[PROBLEM REQUIREMENTS]: Your answer should consist of all lines in the listing that hold the word "shortcut".

[INPUT MATERIAL]:
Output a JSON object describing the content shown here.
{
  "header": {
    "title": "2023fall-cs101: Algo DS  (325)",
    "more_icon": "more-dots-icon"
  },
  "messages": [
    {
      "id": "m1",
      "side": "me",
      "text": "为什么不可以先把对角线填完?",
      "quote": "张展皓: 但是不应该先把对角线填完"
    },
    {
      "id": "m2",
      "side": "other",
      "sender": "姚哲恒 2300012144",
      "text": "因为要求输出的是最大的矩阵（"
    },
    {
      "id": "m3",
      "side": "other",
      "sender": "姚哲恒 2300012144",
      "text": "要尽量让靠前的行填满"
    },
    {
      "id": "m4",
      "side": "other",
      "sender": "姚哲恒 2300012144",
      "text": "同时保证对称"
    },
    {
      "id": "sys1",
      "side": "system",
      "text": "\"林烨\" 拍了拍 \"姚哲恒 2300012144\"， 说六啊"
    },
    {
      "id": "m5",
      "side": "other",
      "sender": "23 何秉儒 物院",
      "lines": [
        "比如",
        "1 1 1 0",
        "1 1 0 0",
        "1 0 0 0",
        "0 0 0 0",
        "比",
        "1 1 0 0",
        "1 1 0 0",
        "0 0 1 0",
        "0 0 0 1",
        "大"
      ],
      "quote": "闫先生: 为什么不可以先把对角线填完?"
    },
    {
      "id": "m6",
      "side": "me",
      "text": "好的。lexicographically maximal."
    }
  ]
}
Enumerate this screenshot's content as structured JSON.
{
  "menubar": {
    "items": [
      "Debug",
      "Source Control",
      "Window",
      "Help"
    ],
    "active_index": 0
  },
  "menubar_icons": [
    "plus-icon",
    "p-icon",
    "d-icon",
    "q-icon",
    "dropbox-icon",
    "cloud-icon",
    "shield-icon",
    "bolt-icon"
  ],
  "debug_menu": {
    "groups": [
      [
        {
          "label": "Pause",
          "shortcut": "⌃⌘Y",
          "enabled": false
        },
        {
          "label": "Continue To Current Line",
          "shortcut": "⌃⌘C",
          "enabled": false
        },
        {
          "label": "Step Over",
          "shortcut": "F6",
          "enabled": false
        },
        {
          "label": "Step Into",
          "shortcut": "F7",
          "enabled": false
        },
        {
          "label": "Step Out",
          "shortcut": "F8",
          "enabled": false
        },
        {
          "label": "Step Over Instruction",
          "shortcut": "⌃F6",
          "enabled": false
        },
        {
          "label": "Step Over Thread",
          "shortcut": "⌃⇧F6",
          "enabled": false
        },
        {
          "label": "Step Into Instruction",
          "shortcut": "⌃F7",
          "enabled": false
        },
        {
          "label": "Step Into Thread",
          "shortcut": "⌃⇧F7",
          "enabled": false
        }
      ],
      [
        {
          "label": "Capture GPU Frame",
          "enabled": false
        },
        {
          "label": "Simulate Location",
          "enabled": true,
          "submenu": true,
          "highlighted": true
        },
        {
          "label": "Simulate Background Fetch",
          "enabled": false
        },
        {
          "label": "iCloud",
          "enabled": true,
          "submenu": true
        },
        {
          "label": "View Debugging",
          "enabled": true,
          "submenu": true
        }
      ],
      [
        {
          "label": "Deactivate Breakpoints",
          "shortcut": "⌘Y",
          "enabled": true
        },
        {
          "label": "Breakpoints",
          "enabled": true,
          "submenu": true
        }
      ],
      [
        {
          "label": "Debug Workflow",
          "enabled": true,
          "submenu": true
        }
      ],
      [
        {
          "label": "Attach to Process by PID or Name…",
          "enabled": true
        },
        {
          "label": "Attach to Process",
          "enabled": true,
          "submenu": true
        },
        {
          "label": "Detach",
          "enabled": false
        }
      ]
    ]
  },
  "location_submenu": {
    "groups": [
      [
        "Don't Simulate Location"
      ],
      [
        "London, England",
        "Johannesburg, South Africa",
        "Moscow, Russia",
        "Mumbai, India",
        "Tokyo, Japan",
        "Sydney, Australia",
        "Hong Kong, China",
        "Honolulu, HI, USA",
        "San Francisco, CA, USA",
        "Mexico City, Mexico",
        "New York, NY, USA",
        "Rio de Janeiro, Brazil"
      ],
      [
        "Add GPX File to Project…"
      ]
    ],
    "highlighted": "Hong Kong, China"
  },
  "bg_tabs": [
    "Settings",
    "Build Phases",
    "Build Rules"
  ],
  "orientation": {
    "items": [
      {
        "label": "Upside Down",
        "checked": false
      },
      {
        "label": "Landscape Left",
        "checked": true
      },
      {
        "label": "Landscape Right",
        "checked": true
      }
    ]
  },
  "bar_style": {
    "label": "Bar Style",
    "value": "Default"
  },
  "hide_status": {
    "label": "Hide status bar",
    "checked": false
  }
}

[OUTPUT OF THE EXERCISE]:
          "shortcut": "⌃⌘Y",
          "shortcut": "⌃⌘C",
          "shortcut": "F6",
          "shortcut": "F7",
          "shortcut": "F8",
          "shortcut": "⌃F6",
          "shortcut": "⌃⇧F6",
          "shortcut": "⌃F7",
          "shortcut": "⌃⇧F7",
          "shortcut": "⌘Y",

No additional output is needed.